The RBOCs make deals with the largest carriers – Level3, XO Communications and Sprint. These carriers can get a substantial discount on buying special access due to the volumes they purchase. That doesn’t sound unfair until you look into all of the strings that come attached with the volume discounts. For example, Level3 has complained in the FCC docket that there are markets where Verizon requires them to buy 90% of their connections from Verizon – or else not get the discounts. All of the carriers complain about termination charges. Should a customer of one of these carriers move or go out of business the RBOCs still demand that the carriers pay the cost of the circuit for the length of the involved contracts – lengths upon which the RBOCs largely dictate.

And of course, if you are not a huge carrier you don’t get the bulk discount. A business who wants to buy special access on their own (such a bank that wants to connect to multiple ATMs must pay the full tariff rates.

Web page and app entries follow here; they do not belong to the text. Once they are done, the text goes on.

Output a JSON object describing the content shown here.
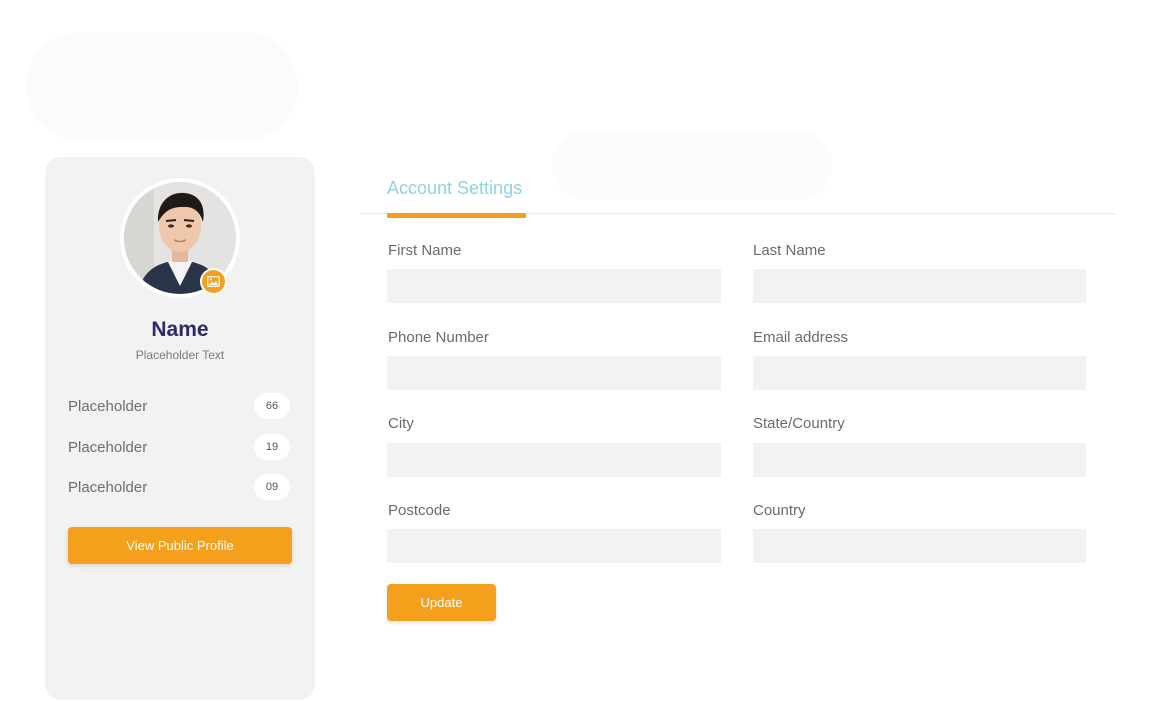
{
  "profile": {
    "name": "Name",
    "subtitle": "Placeholder Text",
    "stats": [
      {
        "label": "Placeholder",
        "count": "66"
      },
      {
        "label": "Placeholder",
        "count": "19"
      },
      {
        "label": "Placeholder",
        "count": "09"
      }
    ],
    "view_button_label": "View Public Profile",
    "badge_icon": "image-icon"
  },
  "tabs": {
    "active_label": "Account Settings"
  },
  "form": {
    "first_name": {
      "label": "First Name",
      "value": ""
    },
    "last_name": {
      "label": "Last Name",
      "value": ""
    },
    "phone": {
      "label": "Phone Number",
      "value": ""
    },
    "email": {
      "label": "Email address",
      "value": ""
    },
    "city": {
      "label": "City",
      "value": ""
    },
    "state": {
      "label": "State/Country",
      "value": ""
    },
    "postcode": {
      "label": "Postcode",
      "value": ""
    },
    "country": {
      "label": "Country",
      "value": ""
    },
    "update_label": "Update"
  },
  "colors": {
    "accent": "#f5a01d",
    "tab_text": "#8fd3de",
    "name_text": "#2b2a6b",
    "card_bg": "#f2f2f2"
  }
}
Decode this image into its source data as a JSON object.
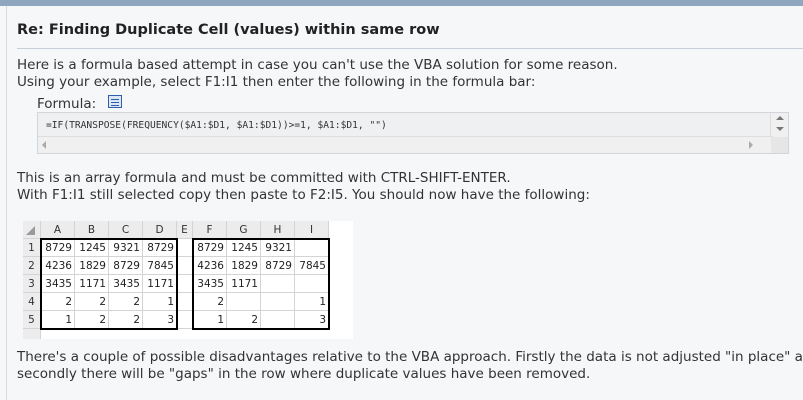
{
  "post": {
    "title": "Re: Finding Duplicate Cell (values) within same row",
    "intro_line1": "Here is a formula based attempt in case you can't use the VBA solution for some reason.",
    "intro_line2": "Using your example, select F1:I1 then enter the following in the formula bar:",
    "formula_label": "Formula:",
    "formula_code": "=IF(TRANSPOSE(FREQUENCY($A1:$D1, $A1:$D1))>=1, $A1:$D1, \"\")",
    "array_line1": "This is an array formula and must be committed with CTRL-SHIFT-ENTER.",
    "array_line2": "With F1:I1 still selected copy then paste to F2:I5. You should now have the following:",
    "outro_line1": "There's a couple of possible disadvantages relative to the VBA approach. Firstly the data is not adjusted \"in place\" and",
    "outro_line2": "secondly there will be \"gaps\" in the row where duplicate values have been removed."
  },
  "sheet": {
    "columns": [
      "A",
      "B",
      "C",
      "D",
      "E",
      "F",
      "G",
      "H",
      "I"
    ],
    "rows": [
      {
        "label": "1",
        "cells": [
          "8729",
          "1245",
          "9321",
          "8729",
          "",
          "8729",
          "1245",
          "9321",
          ""
        ]
      },
      {
        "label": "2",
        "cells": [
          "4236",
          "1829",
          "8729",
          "7845",
          "",
          "4236",
          "1829",
          "8729",
          "7845"
        ]
      },
      {
        "label": "3",
        "cells": [
          "3435",
          "1171",
          "3435",
          "1171",
          "",
          "3435",
          "1171",
          "",
          ""
        ]
      },
      {
        "label": "4",
        "cells": [
          "2",
          "2",
          "2",
          "1",
          "",
          "2",
          "",
          "",
          "1"
        ]
      },
      {
        "label": "5",
        "cells": [
          "1",
          "2",
          "2",
          "3",
          "",
          "1",
          "2",
          "",
          "3"
        ]
      }
    ]
  },
  "icons": {
    "formula_icon": "table-icon"
  }
}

Another part of the battle at the FCC is that the carriers want more access to the fiber and Ethernet services owned by the RBOCs. But the telcos are very judicious about deciding which of their facilities are open to competitors and which aren’t.

Of real concern in the carrier world is the announcement that Verizon wants to buy the fiber assets of XO Communications. Today most businesses and smaller carriers will buy from the big carriers like XO, Level3 or Zayo because it’s cheaper, there’s less paperwork and these companies are far easier to work with than the telcos.

By buying XO, Verizon will be eliminating one of their largest and more vocal opponents. They also will be folding a lot more fiber into the Verizon networks. The fear is that Verizon will either convert the XO network to special access, meaning the price will go up, or they will consider it as fiber needed for Verizon’s own needs only and withdraw the networks from the open market.

In any market where there is a limited amount of fiber built to businesses, removing one of the biggest fiber owners like XO is going to be a big blow to many of those who use it. Many of them are either going to see rate increases or else have to find alternate transport elsewhere.

There is no telling what the FCC will order in this docket. But the position taken by the telcos is typical and a bit scary. They claim that there is vibrant competition available in the marketplace and they accuse the CLECs and carriers of whining to get cheaper prices. They love their monopoly power in most markets and aren’t going to give it up easily.